"IGLHRC's lower Manhattan office is temporarily closed as a result of flooding, but that hasn't stopped us from working. We are used to crackling phone lines, fleeting internet connections, and dropped Skype calls with our staff in regional offices and with LGBT activists and organizations worldwide. With IGLHRC staff on five continentsspanning 15 time zoneswe've been in constant contact throughout the week. Whatever the storm, natural or political, the day-to-day work of IGLHRC continues."

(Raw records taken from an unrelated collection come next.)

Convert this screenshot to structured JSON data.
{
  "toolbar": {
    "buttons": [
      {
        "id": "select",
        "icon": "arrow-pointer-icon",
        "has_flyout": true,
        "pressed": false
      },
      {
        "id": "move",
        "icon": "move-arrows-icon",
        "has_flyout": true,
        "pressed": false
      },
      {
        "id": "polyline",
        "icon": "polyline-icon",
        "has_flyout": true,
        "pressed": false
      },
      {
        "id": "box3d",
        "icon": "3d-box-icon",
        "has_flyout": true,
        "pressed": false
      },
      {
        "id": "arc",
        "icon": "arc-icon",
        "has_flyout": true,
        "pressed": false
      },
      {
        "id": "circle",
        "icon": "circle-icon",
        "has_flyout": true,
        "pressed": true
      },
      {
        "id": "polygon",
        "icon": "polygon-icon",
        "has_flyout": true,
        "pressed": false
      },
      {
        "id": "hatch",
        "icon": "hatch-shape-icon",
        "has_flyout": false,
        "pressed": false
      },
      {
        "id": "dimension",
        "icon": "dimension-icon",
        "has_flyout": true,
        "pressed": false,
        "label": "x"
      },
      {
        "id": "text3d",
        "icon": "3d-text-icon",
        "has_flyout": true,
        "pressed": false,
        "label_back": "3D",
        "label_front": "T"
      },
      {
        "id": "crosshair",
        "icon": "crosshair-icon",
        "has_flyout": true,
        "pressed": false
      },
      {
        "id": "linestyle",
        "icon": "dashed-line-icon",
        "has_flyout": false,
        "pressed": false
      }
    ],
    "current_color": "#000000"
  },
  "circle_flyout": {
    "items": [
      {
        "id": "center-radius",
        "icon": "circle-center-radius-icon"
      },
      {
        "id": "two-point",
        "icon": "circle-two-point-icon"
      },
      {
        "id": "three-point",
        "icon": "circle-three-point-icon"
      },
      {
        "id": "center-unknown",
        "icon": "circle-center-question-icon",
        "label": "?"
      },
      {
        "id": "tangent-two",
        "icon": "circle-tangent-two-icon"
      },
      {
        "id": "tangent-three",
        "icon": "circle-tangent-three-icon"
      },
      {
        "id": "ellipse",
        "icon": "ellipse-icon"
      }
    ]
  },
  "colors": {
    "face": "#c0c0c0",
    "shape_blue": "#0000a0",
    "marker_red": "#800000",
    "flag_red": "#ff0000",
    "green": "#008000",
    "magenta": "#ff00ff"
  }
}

Kevin Cathcart, Lambda Legal: "Our thoughts are with all of those who have been affected by Hurricane Sandy. With our New York offices in lower Manhattan, we have been unable to return to the building and much of our digital infrastructure (emails, etc.) has been disrupted. If you have called our National Headquarters in New York and have received a busy signal, please consider reaching out to the regional office closest to your home [Atlanta, Chicago, Dallas and Los Angeles]."
Kelly Simon of the National LGBT Bar Association: "While our offices have been closed for the past two days (most of Washington, D.C. was shut down), everyone is fine here at the LGBT Bar offices. The damage around the city is minimal compared to what our friends up north experienced. Oddly, we didn't even lose powerjust some minor tree damage. Right now we're just sending thoughts and prayers up to our friends in New Jersey and New York."
Sharon Lettman-Hicks, National Black Justice Coalition (NBJC): The NBJC team has returned safely to our office in Washington, D.C. We have not let the storm slow our mobilization efforts as Election Day quickly approaches. Our hearts and prayers go out to the individuals and families also affected by the hurricane."
Dan Rafter, Human Rights Campaign: "HRC staff are doing wellwe didn't bear the brunt of the storm here in D.C.but we are keeping all of those impacted in our thoughts and prayers, particularly those in the devastated communities in New Jersey and New York. We're encouraging our members to donate to Red Cross relief efforts if they can."
In addition, the Washington Blade reported that Hurricane Sandy destroyed several New York City-based LGBT organizations.
Carl Siciliano, executive director of the Ali Forney Center (a facility for LGBT youth), said that the storm left up to four feet of water from the nearby Hudson River in the facility on West 22nd Street in Manhattan's West Chelsea neighborhood. The water has since receded, but Siciliano said the storm surge "decimated" the drop-in center.
"Everything is destroyedall of the electricity in the place, the floors, the computers, the laptops, the phones, files, all the furniture," he said. "Everything is just destroyed. The refrigerator was floating and knocked over, all the food was out. The space is uninhabitable."
Sandy also forced the Empire State Pride Agenda, the National Gay and Lesbian Task Force and other LGBT advocacy groups to close their New York offices because of a lack of electricity and, in some cases, flooding.
Gay City News reported that its offices have been temporarily relocated to 1 MetroTech Center North in Brooklyn because flood waters inundated its Canal Street offices.
However, neither the LGBT Community Center in Greenwich Village or the Gay Men's Health Crisis' new offices on West 33rd Street on the West Side of Manhattan suffered any damage from the superstorm.
Also, New York City-based GMHC (Gay Men's Health Crisis) cancelled its Fashion Forward 2012 event. A statement read, "Given the ongoing immediate challenges faced by our clients, GMHC has decided to cancel our annual fundraiser, Fashion Forward, and focus on our core mission, providing direct support to people living with and affected by HIV/AIDS."